**Required action:**
Within the records, which lines hold the string "name"? Report each one by copying it.

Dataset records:
Content starts
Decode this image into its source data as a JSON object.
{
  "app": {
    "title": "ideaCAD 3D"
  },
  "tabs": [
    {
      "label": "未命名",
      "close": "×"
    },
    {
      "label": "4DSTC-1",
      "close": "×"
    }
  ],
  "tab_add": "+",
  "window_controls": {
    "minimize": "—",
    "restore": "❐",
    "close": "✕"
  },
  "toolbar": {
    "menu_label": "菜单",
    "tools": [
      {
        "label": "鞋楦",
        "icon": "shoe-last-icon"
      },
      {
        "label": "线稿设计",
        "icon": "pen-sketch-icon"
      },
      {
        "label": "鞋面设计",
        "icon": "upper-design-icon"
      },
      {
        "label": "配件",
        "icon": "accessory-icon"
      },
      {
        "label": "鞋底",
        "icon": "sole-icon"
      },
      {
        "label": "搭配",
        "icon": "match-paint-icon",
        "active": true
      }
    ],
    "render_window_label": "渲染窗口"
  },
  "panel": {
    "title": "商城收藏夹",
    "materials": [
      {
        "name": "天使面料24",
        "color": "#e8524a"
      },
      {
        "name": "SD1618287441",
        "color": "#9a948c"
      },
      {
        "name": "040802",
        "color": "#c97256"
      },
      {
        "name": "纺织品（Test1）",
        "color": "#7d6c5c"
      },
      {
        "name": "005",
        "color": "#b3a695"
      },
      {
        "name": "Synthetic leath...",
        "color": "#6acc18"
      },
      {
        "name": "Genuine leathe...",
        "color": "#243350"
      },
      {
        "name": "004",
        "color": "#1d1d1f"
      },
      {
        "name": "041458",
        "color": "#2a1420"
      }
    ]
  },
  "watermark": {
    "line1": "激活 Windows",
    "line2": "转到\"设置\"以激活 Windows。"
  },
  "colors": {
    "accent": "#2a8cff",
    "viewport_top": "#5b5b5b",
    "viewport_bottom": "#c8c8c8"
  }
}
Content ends
**Answer to this problem:**
        "name": "天使面料24",
        "name": "SD1618287441",
        "name": "040802",
        "name": "纺织品（Test1）",
        "name": "005",
        "name": "Synthetic leath...",
        "name": "Genuine leathe...",
        "name": "004",
        "name": "041458",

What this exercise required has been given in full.